The biggest difference between a traditional and collaborative divorce begins with the fact that in a traditional divorce, the parties rely heavily on the judges and the court to bring a resolution to their dispute. This often fosters an adversarial environment where the couples look at the process as a battle they are determined to win. Their lawyers often take a similar viewpoint. This kind of atmosphere can make for a long and drawn out conflict that can last a year or more and exact an enormous financial and emotional toll on the spouses and their family.

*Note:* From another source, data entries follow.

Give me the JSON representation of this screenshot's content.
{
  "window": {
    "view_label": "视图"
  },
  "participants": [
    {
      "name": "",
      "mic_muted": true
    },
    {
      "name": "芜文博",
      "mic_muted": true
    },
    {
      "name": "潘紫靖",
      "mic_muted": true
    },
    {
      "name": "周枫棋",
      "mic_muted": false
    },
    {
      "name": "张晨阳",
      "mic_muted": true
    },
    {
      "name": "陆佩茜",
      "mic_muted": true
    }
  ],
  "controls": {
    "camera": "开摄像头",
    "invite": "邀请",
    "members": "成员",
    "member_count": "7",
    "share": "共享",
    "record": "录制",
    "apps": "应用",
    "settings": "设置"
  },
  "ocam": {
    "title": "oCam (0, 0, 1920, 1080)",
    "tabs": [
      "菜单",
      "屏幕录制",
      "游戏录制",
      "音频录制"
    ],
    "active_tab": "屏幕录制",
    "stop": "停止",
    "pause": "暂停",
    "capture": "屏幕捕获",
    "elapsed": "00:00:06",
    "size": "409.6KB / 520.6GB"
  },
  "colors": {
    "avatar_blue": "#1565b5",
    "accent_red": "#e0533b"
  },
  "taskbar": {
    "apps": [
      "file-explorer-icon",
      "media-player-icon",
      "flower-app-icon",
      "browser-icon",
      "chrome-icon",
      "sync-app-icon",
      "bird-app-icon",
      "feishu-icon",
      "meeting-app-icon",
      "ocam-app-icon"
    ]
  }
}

By contrast, a collaborative divorce by its very nature is non-adversarial. The collaborative process is set up with the intent of both parties resolving their disputes in a respectful and creative manner. The attorneys involved agree ahead of time not to pursue litigation, and other professionals are often involved to help with certain areas of the settlement like finances and co-parenting agreements. The end result is normally a much more cordial long-term relationship in which often times the spouses can remain friends and maintain a good relationship long after the divorce is final.